About a month ago, I was nominated for what’s known as the Liebster Award by three members of my new blogging circle (Halfa1000Miles, CaledonAcres, and Still Not a Journal.) It’s an online blogging award presented to one blogger from another. It’s awarded to newer bloggers who the nominator finds worthy of recognition. It helps build community and helps fellow bloggers (and their subscribers/followers) find new content.
(FYI–I just ripped that whole description off of Half a 1000 Miles page, and I hope that’s okay? I think it’s the description that goes along with the award title, right?)
Anyway, this is awesome, and I’m really thankful to say the least! I started this blog mostly to get back in the habit of writing, find my ‘voice,’ and try to improve, etc. I know this sounds weird–but I didn’t really expect anyone outside of my family or a few friends to read it. Mostly I just wanted a pretty internet page to decorate and file my writing on. 🙂
The German word for daycare is ‘Krippe’ which sounds a lot like the English word ‘crypt.’ This seems fitting, somehow. Both places are stuffy, confining, and full of the ‘unknown.’
Oh, and can I also say that both are scary?
I’m obviously going to have a really hard time in August. I’ve been with this baby just about every waking moment of her life so far. The idea of dropping her off all day long at a daycare center where she doesn’t even speak the language is terrifying. I know, babies pick up languages fast. I’ve seen it happen. Back when I worked at a daycare center a little Russian twelve-month old came in and spoke fluent English approximately five hours later.
But—this is my baby. Until we’re months in the future and I see she’s doing fine, I’m going to dread this whole thing.
The other source of fear comes from the fact we, um, haven’t exactly found a Krippe, yet? Oops?
It’s funny to think that exactly one year ago, today, I had an outie belly-button and constant Restless Leg Syndrome.
(Just in case you’re not familiar with RLS, it’s related to the nervous system and causes this constant urge to move your legs. Mostly at night, sadly, when all you want to do is relax.)

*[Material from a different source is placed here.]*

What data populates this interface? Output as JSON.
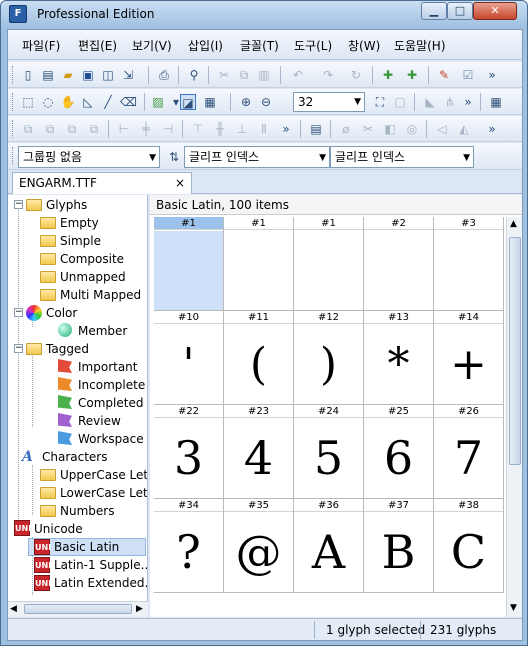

I’ve tried to explain to Todd what it feels like and the best I can come up with is this: imagine high powered fizz from a pop/soda rushing up and down through the veins of your legs.

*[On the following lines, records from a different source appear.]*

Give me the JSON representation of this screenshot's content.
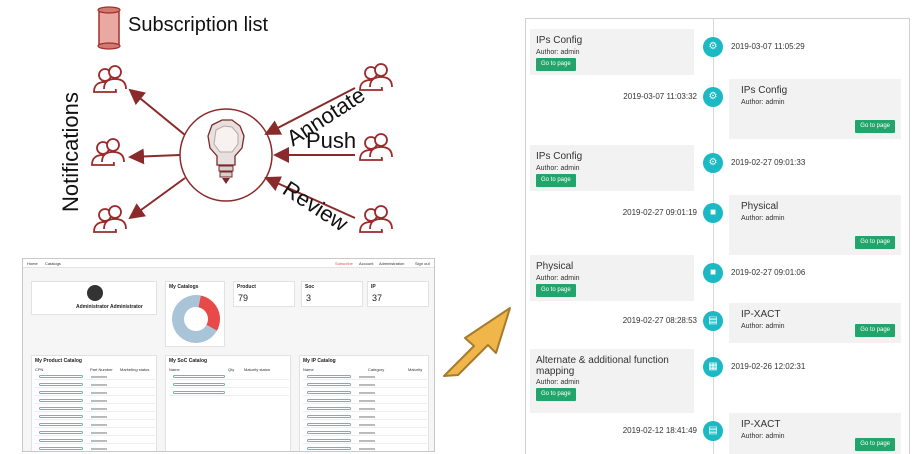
{
  "diagram": {
    "subscription_label": "Subscription list",
    "notifications_label": "Notifications",
    "actions": {
      "annotate": "Annotate",
      "push": "Push",
      "review": "Review"
    },
    "arrow_color": "#8b2a2a",
    "icons": {
      "scroll": "scroll-icon",
      "user": "user-group-icon",
      "hub": "lightbulb-icon"
    }
  },
  "dashboard": {
    "breadcrumb": {
      "home": "Home",
      "catalogs": "Catalogs"
    },
    "nav": {
      "subscribe": "Subscribe",
      "account": "Account",
      "administration": "Administration",
      "signout": "Sign out"
    },
    "profile_name": "Administrator Administrator",
    "my_catalogs": "My Catalogs",
    "stats": [
      {
        "label": "Product",
        "value": "79"
      },
      {
        "label": "Soc",
        "value": "3"
      },
      {
        "label": "IP",
        "value": "37"
      }
    ],
    "donut": [
      {
        "color": "#e84a4a",
        "fraction": 0.3
      },
      {
        "color": "#a9c4d6",
        "fraction": 0.7
      }
    ],
    "tables": [
      {
        "title": "My Product Catalog",
        "headers": [
          "CPN",
          "Part Number",
          "Marketing status"
        ]
      },
      {
        "title": "My SoC Catalog",
        "headers": [
          "Name",
          "Qty",
          "Maturity status"
        ]
      },
      {
        "title": "My IP Catalog",
        "headers": [
          "Name",
          "Category",
          "Maturity"
        ]
      }
    ]
  },
  "timeline": {
    "button_label": "Go to page",
    "accent": "#1ab9c4",
    "button_color": "#22a56b",
    "entries": [
      {
        "side": "left",
        "title": "IPs Config",
        "author": "Author: admin",
        "date": "2019-03-07 11:05:29",
        "icon": "gear-share-icon"
      },
      {
        "side": "right",
        "title": "IPs Config",
        "author": "Author: admin",
        "date": "2019-03-07 11:03:32",
        "icon": "gear-share-icon"
      },
      {
        "side": "left",
        "title": "IPs Config",
        "author": "Author: admin",
        "date": "2019-02-27 09:01:33",
        "icon": "gear-share-icon"
      },
      {
        "side": "right",
        "title": "Physical",
        "author": "Author: admin",
        "date": "2019-02-27 09:01:19",
        "icon": "cube-icon"
      },
      {
        "side": "left",
        "title": "Physical",
        "author": "Author: admin",
        "date": "2019-02-27 09:01:06",
        "icon": "cube-icon"
      },
      {
        "side": "right",
        "title": "IP-XACT",
        "author": "Author: admin",
        "date": "2019-02-27 08:28:53",
        "icon": "document-icon"
      },
      {
        "side": "left",
        "title": "Alternate & additional function mapping",
        "author": "Author: admin",
        "date": "2019-02-26 12:02:31",
        "icon": "table-icon"
      },
      {
        "side": "right",
        "title": "IP-XACT",
        "author": "Author: admin",
        "date": "2019-02-12 18:41:49",
        "icon": "document-icon"
      }
    ]
  }
}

The only thing that temporarily alleviates the sensation is to move. But, the moment you stop–that fizz starts back up. Slowly at first, and then gradually to a more nuclear fizz the longer you try to keep your legs still.
Pop fizz in the veins for at least four months straight. It drove me completely insane.
(FYI–this used to be part of a longer post that I’ve since divided in half. I’m trying to be a bit more…concise here and there.)
In one of my earlier posts, Peanut Butter and Butter, and What it Taught Me About Presents, I described some of the more…unsuccessful gifts I’ve bought for people. (Not that there’s anything wrong with trophy decorations for the trophyless, Yoda lights, or manly marionettes.)
There was one present this year, however, that I think went quite well.
As I mentioned in my last post, we’re in the Canary Islands right now and I’ve set a little challenge for myself. Can I write a series of posts that are less than 5,000 words? Even, dare I say it, 750 words?
While I’m feeling ambitious, why not tackle a massive and depressing/uplifting topic, depending on your beliefs? Like, what is it like to be dead?
This week we’re spring breaking in the Canary Islands (Spanish islands off the coast of Africa, in case your knowledge of geography is as questionable as mine.) This is a good thing for seven million reasons, but it’s also the perfect time to put myself to the ultimate of tests.
I’m going to try to write a series of short posts.
Like, actual blog-sized posts that people can read in one sitting.
In the past three weeks, Laken has had her first American and German zoo experiences. Honestly, it was fun for me, but I’m thinking she’ll get a lot more out of it when she’s older. I spent a lot of the time trying to coax her to notice extremely large animals that were literally two feet away. I’d say, “Laken, what is that? It’s a polar bear! Look honey!” And she followed my finger no farther than the fence or to the kids standing beside us us.
That baby can pick out crumbs from the carpet, but is oblivious to zebras. Oh, ten month olds.